> [EXERCISE DETAILS]
Each line that includes the word "label" should be copied from the records.

> [EXERCISE DATA]

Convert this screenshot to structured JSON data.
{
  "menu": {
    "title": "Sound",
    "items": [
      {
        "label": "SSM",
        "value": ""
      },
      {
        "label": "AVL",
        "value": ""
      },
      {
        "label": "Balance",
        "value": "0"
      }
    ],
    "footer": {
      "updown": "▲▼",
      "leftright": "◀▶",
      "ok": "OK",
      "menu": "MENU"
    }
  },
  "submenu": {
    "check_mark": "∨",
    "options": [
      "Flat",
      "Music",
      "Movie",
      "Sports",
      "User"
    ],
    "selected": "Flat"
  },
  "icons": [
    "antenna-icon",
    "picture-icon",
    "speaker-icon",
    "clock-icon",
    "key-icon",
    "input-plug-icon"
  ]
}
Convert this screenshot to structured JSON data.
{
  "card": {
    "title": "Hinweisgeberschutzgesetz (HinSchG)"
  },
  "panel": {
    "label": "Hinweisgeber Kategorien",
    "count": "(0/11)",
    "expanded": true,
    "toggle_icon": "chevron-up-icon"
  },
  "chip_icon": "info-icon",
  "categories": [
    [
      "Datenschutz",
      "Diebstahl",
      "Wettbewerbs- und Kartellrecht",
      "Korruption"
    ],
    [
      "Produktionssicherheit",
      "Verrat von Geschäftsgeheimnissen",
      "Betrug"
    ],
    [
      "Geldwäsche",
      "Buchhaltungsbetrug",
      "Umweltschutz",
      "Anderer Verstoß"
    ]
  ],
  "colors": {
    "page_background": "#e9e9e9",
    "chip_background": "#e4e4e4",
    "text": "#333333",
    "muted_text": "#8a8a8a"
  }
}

> [EXERCISE SOLUTION]
        "label": "SSM",
        "label": "AVL",
        "label": "Balance",
    "label": "Hinweisgeber Kategorien",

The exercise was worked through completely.